> **Task statement**: Look for the word "context" in the entries and copy each line where it appears.

> **Information shown**:
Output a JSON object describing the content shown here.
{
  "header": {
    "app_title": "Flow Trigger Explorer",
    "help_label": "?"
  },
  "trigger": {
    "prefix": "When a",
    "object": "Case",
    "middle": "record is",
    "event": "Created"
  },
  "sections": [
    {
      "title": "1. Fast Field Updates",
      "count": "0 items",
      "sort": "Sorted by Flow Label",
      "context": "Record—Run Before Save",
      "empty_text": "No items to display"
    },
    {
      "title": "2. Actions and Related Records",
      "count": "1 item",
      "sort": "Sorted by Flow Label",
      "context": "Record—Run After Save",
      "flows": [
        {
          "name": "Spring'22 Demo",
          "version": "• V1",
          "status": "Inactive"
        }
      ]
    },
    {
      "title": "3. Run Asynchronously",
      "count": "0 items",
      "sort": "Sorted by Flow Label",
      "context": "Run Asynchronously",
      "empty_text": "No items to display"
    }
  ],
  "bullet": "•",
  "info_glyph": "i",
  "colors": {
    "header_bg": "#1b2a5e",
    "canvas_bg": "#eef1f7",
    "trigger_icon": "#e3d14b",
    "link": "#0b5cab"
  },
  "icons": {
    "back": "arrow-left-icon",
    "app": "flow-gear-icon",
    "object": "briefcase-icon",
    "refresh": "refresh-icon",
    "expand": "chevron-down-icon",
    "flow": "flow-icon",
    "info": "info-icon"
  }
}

> **Answer to the problem**:
      "context": "Record—Run Before Save",
      "context": "Record—Run After Save",
      "context": "Run Asynchronously",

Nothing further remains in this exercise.